## MATERIAL TO PROCESS
▬▬▬▬▬▬

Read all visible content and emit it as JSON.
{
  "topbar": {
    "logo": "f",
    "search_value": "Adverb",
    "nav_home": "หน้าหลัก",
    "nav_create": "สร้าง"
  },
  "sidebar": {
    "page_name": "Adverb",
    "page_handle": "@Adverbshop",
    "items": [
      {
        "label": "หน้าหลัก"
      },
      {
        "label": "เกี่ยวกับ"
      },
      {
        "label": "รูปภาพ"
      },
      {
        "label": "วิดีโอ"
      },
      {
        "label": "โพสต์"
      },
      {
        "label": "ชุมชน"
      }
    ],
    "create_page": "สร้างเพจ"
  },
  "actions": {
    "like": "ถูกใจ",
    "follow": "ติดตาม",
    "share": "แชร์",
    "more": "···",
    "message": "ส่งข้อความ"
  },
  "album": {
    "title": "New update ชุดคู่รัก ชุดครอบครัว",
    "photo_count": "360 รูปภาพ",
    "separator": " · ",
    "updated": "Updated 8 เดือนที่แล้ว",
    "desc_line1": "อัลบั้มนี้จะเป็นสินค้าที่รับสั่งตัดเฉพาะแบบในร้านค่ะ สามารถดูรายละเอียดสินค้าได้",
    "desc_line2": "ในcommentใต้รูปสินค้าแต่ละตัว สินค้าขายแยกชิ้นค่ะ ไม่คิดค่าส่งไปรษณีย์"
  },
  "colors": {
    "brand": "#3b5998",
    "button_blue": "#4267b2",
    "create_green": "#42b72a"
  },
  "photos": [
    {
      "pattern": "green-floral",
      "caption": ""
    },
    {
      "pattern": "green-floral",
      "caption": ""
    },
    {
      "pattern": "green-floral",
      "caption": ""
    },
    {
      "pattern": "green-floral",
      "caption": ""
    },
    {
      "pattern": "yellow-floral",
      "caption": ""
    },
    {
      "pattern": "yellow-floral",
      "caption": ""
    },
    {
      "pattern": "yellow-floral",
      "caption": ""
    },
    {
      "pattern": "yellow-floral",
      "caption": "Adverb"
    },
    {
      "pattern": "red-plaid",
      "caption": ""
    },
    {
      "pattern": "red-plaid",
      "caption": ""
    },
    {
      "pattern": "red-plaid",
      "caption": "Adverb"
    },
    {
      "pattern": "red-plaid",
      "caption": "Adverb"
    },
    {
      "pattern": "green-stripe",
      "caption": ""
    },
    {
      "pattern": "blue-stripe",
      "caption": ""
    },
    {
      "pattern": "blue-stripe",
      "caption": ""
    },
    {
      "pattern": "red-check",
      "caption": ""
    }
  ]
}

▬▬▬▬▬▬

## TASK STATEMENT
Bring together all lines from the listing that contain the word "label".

## FINAL ANSWER
        "label": "หน้าหลัก"
        "label": "เกี่ยวกับ"
        "label": "รูปภาพ"
        "label": "วิดีโอ"
        "label": "โพสต์"
        "label": "ชุมชน"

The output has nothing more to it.